• Try it
What lines in the data hold the string "APAGADO"? Show them.

[[ Records supplied, beginning ]]

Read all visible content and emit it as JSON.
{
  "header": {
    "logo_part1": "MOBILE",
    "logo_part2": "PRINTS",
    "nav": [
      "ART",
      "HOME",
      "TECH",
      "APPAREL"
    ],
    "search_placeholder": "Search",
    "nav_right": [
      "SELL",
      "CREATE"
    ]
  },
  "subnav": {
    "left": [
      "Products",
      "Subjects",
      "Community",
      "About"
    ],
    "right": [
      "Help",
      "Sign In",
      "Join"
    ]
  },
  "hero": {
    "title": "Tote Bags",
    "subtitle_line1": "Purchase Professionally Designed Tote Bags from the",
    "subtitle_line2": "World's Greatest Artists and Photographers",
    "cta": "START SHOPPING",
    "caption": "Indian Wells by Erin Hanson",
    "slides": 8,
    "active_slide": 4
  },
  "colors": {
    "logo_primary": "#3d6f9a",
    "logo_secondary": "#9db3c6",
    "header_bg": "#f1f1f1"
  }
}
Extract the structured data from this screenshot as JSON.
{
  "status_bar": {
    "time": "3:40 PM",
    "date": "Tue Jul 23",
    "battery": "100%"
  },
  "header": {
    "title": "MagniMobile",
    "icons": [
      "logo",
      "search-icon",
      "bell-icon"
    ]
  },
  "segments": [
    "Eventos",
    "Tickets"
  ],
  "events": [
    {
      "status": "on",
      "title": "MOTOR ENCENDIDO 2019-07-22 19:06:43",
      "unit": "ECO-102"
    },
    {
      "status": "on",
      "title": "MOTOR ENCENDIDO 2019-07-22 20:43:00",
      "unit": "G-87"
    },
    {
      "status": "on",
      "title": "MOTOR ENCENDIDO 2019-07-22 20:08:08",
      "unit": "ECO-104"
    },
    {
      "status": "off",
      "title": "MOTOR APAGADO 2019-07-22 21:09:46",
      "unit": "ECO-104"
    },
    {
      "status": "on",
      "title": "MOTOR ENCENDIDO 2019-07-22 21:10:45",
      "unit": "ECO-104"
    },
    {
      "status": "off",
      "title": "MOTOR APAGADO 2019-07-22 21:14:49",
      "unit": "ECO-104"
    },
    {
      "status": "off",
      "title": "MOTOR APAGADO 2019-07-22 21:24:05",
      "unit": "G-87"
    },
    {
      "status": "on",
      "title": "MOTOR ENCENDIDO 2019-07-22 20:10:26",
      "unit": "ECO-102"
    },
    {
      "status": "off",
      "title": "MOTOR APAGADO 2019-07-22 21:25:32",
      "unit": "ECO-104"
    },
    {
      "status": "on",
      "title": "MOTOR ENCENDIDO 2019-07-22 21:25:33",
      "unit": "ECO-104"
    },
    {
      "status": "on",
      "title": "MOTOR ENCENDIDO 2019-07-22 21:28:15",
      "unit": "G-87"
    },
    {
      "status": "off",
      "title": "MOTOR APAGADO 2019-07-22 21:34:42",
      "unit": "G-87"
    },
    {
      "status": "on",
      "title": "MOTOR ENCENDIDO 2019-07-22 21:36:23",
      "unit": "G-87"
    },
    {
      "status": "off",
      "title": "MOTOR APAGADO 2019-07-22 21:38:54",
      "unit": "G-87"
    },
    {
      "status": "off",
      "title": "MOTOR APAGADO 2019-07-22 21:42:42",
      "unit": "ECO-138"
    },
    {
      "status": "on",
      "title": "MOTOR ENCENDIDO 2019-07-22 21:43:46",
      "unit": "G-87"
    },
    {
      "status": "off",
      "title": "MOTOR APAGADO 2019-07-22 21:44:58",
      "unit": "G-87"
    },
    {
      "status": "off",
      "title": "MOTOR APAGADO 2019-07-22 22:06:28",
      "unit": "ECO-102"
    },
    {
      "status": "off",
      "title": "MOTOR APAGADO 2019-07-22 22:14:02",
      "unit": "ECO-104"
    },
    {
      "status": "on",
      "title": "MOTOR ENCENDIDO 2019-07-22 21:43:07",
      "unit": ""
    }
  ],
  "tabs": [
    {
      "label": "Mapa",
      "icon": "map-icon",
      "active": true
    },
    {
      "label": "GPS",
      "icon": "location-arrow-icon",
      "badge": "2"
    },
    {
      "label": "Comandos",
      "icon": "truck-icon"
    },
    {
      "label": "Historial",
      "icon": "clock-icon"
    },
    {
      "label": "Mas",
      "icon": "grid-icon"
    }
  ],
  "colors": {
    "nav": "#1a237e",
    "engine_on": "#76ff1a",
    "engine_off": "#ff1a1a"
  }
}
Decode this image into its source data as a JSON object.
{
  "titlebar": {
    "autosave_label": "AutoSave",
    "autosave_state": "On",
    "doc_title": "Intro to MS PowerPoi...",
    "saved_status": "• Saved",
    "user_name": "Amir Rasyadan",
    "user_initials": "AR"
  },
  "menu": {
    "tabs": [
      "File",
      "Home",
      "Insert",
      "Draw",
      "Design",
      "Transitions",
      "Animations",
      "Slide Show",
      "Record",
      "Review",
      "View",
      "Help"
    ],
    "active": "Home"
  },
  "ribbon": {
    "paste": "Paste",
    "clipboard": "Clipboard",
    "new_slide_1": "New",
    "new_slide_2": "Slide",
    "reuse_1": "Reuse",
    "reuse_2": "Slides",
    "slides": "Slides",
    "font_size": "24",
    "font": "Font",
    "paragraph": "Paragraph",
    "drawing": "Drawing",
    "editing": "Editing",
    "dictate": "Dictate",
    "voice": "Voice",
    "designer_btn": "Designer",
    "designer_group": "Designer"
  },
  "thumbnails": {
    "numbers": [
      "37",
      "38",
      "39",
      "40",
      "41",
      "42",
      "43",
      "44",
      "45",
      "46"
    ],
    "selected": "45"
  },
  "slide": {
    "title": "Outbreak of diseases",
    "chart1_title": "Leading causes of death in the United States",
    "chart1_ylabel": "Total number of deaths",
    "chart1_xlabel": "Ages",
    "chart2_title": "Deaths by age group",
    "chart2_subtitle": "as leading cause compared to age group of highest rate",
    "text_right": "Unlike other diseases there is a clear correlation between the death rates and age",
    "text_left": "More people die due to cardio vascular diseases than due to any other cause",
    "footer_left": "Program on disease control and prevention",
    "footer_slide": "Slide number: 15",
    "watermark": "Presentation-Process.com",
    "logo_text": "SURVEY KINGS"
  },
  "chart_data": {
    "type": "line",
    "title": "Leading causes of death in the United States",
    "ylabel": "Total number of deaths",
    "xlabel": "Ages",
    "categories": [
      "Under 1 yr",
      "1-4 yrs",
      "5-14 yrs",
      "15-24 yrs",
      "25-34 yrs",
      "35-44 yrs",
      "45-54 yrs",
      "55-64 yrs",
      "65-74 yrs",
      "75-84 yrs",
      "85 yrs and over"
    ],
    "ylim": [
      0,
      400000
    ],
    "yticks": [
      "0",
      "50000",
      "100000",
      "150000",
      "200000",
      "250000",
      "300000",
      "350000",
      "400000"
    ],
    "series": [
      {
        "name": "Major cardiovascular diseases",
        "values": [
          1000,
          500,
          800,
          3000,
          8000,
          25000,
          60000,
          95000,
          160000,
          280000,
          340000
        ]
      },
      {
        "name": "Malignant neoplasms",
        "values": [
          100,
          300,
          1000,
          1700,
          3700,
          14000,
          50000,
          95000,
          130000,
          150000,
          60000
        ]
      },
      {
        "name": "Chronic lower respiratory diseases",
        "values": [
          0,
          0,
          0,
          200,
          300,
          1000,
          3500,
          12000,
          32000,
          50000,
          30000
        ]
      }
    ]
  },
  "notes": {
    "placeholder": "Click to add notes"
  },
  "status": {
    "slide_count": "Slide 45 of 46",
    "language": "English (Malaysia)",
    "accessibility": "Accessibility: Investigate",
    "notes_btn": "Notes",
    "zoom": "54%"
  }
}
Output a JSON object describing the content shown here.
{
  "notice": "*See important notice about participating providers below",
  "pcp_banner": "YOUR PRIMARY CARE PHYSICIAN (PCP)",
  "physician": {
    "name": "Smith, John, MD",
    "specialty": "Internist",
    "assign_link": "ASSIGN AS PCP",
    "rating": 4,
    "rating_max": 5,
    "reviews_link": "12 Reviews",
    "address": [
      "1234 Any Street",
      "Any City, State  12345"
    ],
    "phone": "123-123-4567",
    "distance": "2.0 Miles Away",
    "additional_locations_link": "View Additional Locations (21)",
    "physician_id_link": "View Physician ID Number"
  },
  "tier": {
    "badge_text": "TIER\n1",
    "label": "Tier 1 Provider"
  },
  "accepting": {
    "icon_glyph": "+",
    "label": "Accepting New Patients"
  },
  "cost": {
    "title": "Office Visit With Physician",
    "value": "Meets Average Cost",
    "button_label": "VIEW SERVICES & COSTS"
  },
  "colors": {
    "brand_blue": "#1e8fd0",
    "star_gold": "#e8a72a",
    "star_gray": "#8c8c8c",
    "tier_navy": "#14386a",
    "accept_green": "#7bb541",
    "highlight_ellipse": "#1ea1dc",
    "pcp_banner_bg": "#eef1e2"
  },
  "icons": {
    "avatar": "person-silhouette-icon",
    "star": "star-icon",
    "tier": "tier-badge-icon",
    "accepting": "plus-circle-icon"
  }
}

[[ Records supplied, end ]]

• The completed task
      "title": "MOTOR APAGADO 2019-07-22 21:09:46",
      "title": "MOTOR APAGADO 2019-07-22 21:14:49",
      "title": "MOTOR APAGADO 2019-07-22 21:24:05",
      "title": "MOTOR APAGADO 2019-07-22 21:25:32",
      "title": "MOTOR APAGADO 2019-07-22 21:34:42",
      "title": "MOTOR APAGADO 2019-07-22 21:38:54",
      "title": "MOTOR APAGADO 2019-07-22 21:42:42",
      "title": "MOTOR APAGADO 2019-07-22 21:44:58",
      "title": "MOTOR APAGADO 2019-07-22 22:06:28",
      "title": "MOTOR APAGADO 2019-07-22 22:14:02",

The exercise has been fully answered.